Thousands of Canadians in Ontario, especially Toronto, gathered on highway overpasses yesterday to support truckers as they head to a rally in Parliament Hill in protest of vaccine mandates.
I was one of the tens of thousands of Canadians across Toronto supporting the Freedom Convoy.
Though Prime Minister Justin Trudeau says the truckers are just a “small, fringe minority” with “unacceptable views”, there were probably 5,000 people at the overpass that I was at yesterday.
One of the people on the highway was an elderly woman from a formerly communist nation. I was standing on a snowbank on the overpass when I saw her struggling to climb up. So I extended my arm to help her up, giving her a better view of the convoy.
On a bitterly cold day in Canada, the elderly woman eagerly climbed on top of a snowbank on a highway overpass to watch trucks drive by.
She had a smile on her face the entire time.
She was probably thinking what one man later said to me: “I’ve been waiting for something like this for 2 years — for 2 years!”
COVID has killed many people — including a friend of mine named Alan. He died after he became infected with COVID pneumonia. I cried as soon as I heard the news. Alan loved me, and I loved him.
I don’t want anyone to suffer from COVID. And I don’t want anyone to suffer from vaccine mandates either.

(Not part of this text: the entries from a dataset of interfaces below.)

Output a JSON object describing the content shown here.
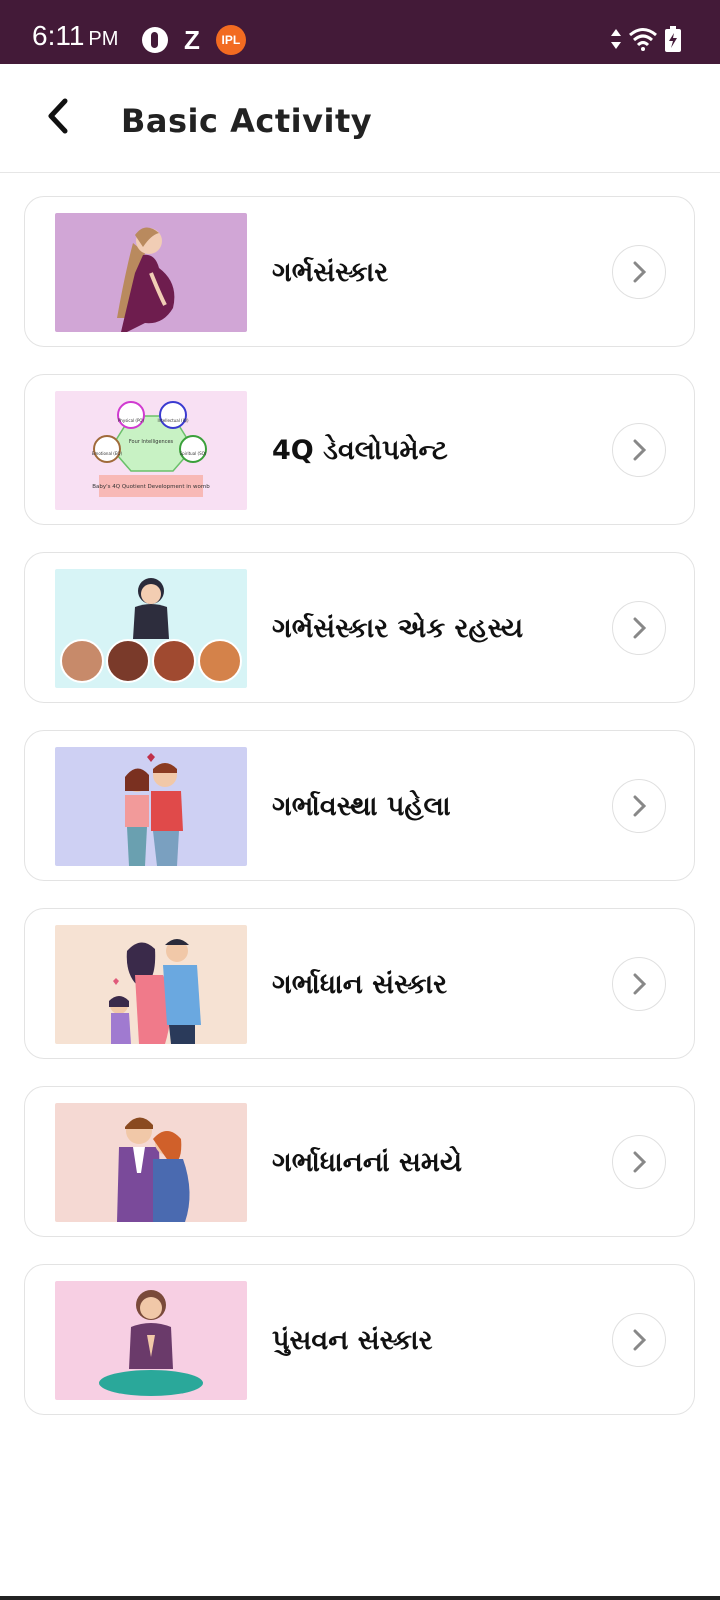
{
  "status_bar": {
    "time": "6:11",
    "ampm": "PM",
    "background": "#431a38",
    "icons_left": [
      "pocketcasts-icon",
      "z-icon",
      "ipl-icon"
    ],
    "ipl_label": "IPL",
    "icons_right": [
      "data-arrows-icon",
      "wifi-icon",
      "battery-charging-icon"
    ]
  },
  "app_bar": {
    "back_icon": "back-arrow-icon",
    "title": "Basic Activity"
  },
  "items": [
    {
      "label": "ગર્ભસંસ્કાર",
      "image": "pregnant-woman-illustration",
      "bg": "#d1a6d6"
    },
    {
      "label": "4Q ડેવલોપમેન્ટ",
      "image": "four-q-development-diagram",
      "bg": "#f8e0f3",
      "image_texts": {
        "center": "Four Intelligences",
        "caption": "Baby's 4Q Quotient Development in womb",
        "n1": "Physical (PQ)",
        "n2": "Intellectual (IQ)",
        "n3": "Spiritual (SQ)",
        "n4": "Emotional (EQ)"
      }
    },
    {
      "label": "ગર્ભસંસ્કાર એક રહસ્ય",
      "image": "meditation-woman-portraits",
      "bg": "#d7f4f6"
    },
    {
      "label": "ગર્ભાવસ્થા પહેલા",
      "image": "couple-illustration",
      "bg": "#ced0f3"
    },
    {
      "label": "ગર્ભાધાન સંસ્કાર",
      "image": "family-illustration",
      "bg": "#f6e2d3"
    },
    {
      "label": "ગર્ભાધાનનાં સમયે",
      "image": "expecting-couple-illustration",
      "bg": "#f5d9d3"
    },
    {
      "label": "પુંસવન સંસ્કાર",
      "image": "yoga-woman-illustration",
      "bg": "#f7cfe3"
    }
  ]
}
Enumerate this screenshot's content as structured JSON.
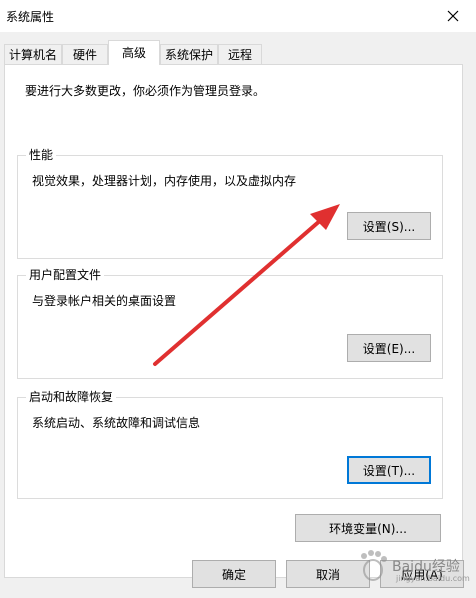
{
  "window": {
    "title": "系统属性",
    "close_icon": "close-icon"
  },
  "tabs": [
    {
      "label": "计算机名"
    },
    {
      "label": "硬件"
    },
    {
      "label": "高级",
      "active": true
    },
    {
      "label": "系统保护"
    },
    {
      "label": "远程"
    }
  ],
  "advanced": {
    "admin_note": "要进行大多数更改，你必须作为管理员登录。",
    "performance": {
      "title": "性能",
      "desc": "视觉效果，处理器计划，内存使用，以及虚拟内存",
      "button": "设置(S)..."
    },
    "user_profiles": {
      "title": "用户配置文件",
      "desc": "与登录帐户相关的桌面设置",
      "button": "设置(E)..."
    },
    "startup_recovery": {
      "title": "启动和故障恢复",
      "desc": "系统启动、系统故障和调试信息",
      "button": "设置(T)..."
    },
    "env_button": "环境变量(N)..."
  },
  "footer": {
    "ok": "确定",
    "cancel": "取消",
    "apply": "应用(A)"
  },
  "annotation": {
    "arrow_color": "#e03030"
  },
  "watermark": {
    "text": "Baidu经验",
    "sub": "jingyan.baidu.com"
  }
}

The two are not mutually exclusive.
COVID has killed many people. However, that isn’t an excuse for the government to kill our spirits.

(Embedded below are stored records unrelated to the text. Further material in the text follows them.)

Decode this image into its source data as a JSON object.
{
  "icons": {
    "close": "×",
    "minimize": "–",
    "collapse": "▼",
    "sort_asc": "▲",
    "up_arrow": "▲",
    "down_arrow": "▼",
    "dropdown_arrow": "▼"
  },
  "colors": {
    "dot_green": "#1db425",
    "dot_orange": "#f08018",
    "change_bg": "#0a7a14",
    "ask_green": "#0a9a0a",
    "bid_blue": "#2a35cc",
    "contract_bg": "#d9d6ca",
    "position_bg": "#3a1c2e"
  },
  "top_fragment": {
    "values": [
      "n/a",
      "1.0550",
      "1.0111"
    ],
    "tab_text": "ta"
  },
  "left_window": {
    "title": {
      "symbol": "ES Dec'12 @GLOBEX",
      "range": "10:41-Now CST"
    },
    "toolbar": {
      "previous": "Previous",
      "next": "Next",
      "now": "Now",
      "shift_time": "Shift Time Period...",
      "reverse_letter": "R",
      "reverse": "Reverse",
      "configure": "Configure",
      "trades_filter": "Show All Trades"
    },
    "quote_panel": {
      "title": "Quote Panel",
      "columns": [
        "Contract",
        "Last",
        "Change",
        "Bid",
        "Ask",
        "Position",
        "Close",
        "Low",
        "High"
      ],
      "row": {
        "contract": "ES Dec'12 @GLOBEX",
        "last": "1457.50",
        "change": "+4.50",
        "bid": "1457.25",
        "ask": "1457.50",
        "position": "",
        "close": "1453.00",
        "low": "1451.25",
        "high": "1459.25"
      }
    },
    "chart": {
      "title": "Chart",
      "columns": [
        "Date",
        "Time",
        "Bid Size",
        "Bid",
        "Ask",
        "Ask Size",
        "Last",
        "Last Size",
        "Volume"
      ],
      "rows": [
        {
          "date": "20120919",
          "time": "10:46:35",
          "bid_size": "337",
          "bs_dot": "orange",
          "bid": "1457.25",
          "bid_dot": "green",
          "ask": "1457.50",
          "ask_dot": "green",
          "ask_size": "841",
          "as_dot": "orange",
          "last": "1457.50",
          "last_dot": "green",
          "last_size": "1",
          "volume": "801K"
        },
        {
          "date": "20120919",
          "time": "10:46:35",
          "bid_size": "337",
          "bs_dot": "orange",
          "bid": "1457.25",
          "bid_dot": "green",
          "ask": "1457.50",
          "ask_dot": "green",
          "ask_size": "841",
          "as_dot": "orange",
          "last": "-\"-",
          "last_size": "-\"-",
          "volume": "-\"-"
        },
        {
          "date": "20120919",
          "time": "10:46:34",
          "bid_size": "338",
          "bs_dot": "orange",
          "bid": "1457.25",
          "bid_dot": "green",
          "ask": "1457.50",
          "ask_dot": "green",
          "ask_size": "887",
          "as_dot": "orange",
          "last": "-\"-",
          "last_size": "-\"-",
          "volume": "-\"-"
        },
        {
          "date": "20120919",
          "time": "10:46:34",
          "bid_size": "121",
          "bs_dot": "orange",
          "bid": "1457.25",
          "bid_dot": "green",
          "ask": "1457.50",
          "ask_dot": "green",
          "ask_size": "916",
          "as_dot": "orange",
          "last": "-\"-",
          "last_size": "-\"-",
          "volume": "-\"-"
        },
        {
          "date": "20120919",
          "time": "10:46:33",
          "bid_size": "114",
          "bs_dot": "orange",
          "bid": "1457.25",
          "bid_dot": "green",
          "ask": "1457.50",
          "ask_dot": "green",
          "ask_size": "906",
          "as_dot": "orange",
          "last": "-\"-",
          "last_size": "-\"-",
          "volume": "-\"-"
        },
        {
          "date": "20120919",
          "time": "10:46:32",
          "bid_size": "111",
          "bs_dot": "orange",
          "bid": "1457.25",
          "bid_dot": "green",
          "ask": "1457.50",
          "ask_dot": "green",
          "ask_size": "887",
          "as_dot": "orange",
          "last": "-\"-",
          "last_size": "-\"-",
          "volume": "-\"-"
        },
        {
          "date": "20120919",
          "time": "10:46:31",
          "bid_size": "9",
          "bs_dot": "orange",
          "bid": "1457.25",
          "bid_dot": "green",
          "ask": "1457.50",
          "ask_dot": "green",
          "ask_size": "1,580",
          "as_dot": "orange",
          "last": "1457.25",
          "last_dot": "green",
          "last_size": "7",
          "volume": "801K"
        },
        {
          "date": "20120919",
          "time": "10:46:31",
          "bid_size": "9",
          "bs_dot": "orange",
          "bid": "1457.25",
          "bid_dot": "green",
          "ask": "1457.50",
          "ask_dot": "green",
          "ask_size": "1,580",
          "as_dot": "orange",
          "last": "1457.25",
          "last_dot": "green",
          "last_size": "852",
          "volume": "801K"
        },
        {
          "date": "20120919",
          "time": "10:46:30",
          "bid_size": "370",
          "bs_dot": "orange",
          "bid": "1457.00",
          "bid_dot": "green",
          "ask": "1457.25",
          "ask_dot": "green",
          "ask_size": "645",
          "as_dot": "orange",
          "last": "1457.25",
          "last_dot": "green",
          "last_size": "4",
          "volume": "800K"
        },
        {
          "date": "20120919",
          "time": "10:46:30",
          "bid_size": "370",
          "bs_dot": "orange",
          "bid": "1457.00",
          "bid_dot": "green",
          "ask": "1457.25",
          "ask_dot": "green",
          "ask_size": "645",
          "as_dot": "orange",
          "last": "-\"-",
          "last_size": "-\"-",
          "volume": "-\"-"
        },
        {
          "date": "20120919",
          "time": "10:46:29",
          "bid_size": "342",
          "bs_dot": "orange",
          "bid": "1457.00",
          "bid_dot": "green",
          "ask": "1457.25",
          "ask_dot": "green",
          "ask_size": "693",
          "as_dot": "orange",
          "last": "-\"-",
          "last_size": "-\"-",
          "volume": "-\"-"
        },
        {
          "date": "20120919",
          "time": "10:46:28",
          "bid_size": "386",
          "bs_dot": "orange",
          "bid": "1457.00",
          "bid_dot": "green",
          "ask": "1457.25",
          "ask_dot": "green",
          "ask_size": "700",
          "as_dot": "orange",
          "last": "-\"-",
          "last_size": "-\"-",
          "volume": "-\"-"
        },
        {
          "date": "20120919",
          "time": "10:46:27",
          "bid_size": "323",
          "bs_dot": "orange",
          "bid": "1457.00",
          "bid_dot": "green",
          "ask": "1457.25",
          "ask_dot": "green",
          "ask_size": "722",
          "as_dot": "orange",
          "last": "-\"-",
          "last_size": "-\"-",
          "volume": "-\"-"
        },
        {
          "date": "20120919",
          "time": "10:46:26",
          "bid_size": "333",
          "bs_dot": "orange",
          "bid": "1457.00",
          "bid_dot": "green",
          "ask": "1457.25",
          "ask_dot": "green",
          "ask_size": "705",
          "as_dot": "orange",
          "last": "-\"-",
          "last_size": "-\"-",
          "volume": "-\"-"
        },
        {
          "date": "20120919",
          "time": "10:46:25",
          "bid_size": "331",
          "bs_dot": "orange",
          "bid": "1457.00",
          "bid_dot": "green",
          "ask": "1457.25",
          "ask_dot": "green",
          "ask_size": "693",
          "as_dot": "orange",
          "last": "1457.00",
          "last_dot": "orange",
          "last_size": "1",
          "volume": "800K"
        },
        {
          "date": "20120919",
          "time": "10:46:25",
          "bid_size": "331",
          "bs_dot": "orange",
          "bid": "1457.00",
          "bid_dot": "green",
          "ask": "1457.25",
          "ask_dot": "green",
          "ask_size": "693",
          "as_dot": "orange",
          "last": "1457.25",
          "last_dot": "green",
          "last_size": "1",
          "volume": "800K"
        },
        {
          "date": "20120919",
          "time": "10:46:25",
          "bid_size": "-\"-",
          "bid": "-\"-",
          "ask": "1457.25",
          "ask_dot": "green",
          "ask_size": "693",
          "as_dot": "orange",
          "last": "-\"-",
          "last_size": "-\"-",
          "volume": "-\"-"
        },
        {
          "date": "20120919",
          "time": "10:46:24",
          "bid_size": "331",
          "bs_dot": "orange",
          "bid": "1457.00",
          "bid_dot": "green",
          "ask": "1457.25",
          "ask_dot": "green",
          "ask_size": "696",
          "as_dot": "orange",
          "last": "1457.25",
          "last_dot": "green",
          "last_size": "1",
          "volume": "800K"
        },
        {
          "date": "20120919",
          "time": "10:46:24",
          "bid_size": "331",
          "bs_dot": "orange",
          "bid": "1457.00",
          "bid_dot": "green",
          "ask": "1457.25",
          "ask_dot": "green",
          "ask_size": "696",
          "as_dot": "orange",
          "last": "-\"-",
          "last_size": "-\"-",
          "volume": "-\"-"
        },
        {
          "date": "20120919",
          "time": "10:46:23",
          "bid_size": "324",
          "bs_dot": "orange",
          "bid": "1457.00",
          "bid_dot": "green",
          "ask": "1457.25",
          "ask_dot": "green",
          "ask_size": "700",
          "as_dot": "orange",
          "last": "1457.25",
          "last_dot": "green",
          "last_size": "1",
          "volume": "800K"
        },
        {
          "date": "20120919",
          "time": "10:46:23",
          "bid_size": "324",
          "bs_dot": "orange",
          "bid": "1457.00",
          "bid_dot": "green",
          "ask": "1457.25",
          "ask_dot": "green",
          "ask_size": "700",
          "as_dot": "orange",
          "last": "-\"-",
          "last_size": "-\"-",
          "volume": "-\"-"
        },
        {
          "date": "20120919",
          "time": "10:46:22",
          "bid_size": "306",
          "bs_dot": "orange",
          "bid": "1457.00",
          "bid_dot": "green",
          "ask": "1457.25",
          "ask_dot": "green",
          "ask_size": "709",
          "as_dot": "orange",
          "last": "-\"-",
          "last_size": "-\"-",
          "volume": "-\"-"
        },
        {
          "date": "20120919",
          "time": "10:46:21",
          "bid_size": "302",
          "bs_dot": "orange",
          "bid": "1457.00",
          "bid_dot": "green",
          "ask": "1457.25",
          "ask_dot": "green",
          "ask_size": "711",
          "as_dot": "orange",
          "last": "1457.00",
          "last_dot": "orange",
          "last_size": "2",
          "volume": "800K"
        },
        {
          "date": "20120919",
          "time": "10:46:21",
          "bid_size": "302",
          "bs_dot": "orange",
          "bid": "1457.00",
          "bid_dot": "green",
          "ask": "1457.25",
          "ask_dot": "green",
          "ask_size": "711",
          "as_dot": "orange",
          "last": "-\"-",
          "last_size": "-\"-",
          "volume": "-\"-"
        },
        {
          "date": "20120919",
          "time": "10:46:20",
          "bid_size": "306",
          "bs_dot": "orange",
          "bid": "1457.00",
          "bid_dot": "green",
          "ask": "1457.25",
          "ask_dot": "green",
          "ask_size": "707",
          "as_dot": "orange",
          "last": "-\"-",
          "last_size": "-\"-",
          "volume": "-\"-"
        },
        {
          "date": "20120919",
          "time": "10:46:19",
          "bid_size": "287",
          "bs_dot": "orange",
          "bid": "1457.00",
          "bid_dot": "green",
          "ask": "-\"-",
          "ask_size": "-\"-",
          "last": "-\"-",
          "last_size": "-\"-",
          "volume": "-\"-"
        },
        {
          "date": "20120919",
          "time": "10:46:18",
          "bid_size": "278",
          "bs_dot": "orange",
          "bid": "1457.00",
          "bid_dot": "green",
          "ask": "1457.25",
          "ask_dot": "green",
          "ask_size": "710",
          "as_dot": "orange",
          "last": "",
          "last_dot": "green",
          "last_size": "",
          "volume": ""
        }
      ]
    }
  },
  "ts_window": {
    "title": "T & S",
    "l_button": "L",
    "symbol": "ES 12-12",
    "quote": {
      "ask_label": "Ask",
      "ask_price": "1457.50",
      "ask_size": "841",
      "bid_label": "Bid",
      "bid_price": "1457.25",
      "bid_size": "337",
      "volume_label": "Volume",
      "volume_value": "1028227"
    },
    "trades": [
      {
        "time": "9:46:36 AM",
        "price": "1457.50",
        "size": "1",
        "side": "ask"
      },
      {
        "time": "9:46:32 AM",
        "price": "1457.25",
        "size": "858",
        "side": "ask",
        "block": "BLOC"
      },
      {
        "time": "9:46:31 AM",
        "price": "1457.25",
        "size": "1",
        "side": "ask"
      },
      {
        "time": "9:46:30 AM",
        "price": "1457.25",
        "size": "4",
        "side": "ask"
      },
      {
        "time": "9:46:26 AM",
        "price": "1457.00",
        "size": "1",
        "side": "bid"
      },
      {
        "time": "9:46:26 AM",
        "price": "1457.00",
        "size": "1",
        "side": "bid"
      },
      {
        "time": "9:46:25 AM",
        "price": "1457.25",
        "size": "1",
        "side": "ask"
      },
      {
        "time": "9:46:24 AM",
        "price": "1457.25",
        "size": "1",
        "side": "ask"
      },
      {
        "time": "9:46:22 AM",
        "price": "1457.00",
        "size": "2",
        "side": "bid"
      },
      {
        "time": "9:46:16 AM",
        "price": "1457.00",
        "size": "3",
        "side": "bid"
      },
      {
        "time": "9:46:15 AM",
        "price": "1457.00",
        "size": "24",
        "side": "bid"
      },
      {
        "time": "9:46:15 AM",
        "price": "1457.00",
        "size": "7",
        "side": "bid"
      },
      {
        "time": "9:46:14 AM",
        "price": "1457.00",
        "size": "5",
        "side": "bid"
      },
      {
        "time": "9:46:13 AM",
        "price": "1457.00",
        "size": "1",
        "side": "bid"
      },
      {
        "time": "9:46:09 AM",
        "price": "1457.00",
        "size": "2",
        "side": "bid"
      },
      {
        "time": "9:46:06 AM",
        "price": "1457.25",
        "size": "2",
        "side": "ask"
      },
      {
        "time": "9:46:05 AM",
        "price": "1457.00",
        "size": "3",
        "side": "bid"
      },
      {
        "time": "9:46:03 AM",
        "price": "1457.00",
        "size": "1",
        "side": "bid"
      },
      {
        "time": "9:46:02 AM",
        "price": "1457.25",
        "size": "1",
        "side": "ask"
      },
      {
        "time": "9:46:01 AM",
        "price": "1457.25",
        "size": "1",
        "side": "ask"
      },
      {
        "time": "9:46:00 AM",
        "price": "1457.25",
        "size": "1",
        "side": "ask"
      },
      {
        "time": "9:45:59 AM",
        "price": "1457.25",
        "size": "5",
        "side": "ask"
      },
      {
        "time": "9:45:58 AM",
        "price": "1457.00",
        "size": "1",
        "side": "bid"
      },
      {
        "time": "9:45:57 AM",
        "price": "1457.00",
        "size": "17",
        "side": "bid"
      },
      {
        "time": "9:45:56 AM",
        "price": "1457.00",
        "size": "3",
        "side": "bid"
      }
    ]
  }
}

Canadians are suffering through a virus that threatens some of us and a government that threatens us all.
We’ve suffered through multiple — and in some provinces ongoing — lockdowns.
And especially, we have one of the most extreme vaccine mandates in the world. It’s almost impossible to maintain a job or attend a post-secondary school — even if a person works at home or takes online courses — without getting the vaccine.
In Quebec, unvaccinated Canadians are banned from shopping at Walmart and other large grocery stores. The Premier of Quebec has also announced unvaccinated Quebecois people will be penalized with a “significant” tax.
Across the country, unvaccinated Canadians are banned from restaurants, movie theatres, concerts, gyms, some trains, and planes.
Many of you know the vaccine mandates for air travel is the reason why I was forced into wrestling with my conscience and getting the vaccine just days after I had COVID. Justin Trudeau essentially gave me an ultimatum: if I didn’t get the vaccine, I wouldn’t get a wife.
In some ways, the most depressing thing about the vaccine mandates isn’t the vaccine mandates themselves — it’s the overwhelming support or apathy for these oppressive mandates, even while many Canadians suffer over them.
For 2 years, Canadians have been instructed to trust the experts. Though they violate the truth, facts, and justice — many people continue to religiously devote themselves to “experts”.
But it’s become obvious that when many people say “trust the experts”, they actually mean “trust the elite”.
They really mean we should trust people who are not members of the “small, fringe minority”. They mean we should trust people with the only “acceptable views”. They mean we should trust the supposedly select group of people in our society with superior intellect and superior abilities.
They mean people like Justin Trudeau and the Liberal Party. They mean people like Erin O’Toole and the Conservative Party. They mean people like Theresa Tam and public health officials.
That’s why a group of Canadian truckers have captivated our country and the rest of the world. They are not the “experts”. They are not elitists. They are just a “small, fringe minority” with “unacceptable views”. They are just average Canadians.
In other words, they are like thousands of weary Canadians who gathered on highways to support them. They are like the millions of unvaccinated Canadians who have been betrayed by elitists.
They want what that elderly woman and I immigrated to Canada for — they want what Canada used to stand for: freedom.
Originally published at Slow to Write.
Samuel Sey is a Ghanaian-Canadian who lives in Brampton, a city just outside of Toronto. He is committed to addressing racial, cultural, and political issues with biblical theology, and always attempts to be quick to listen and slow to speak.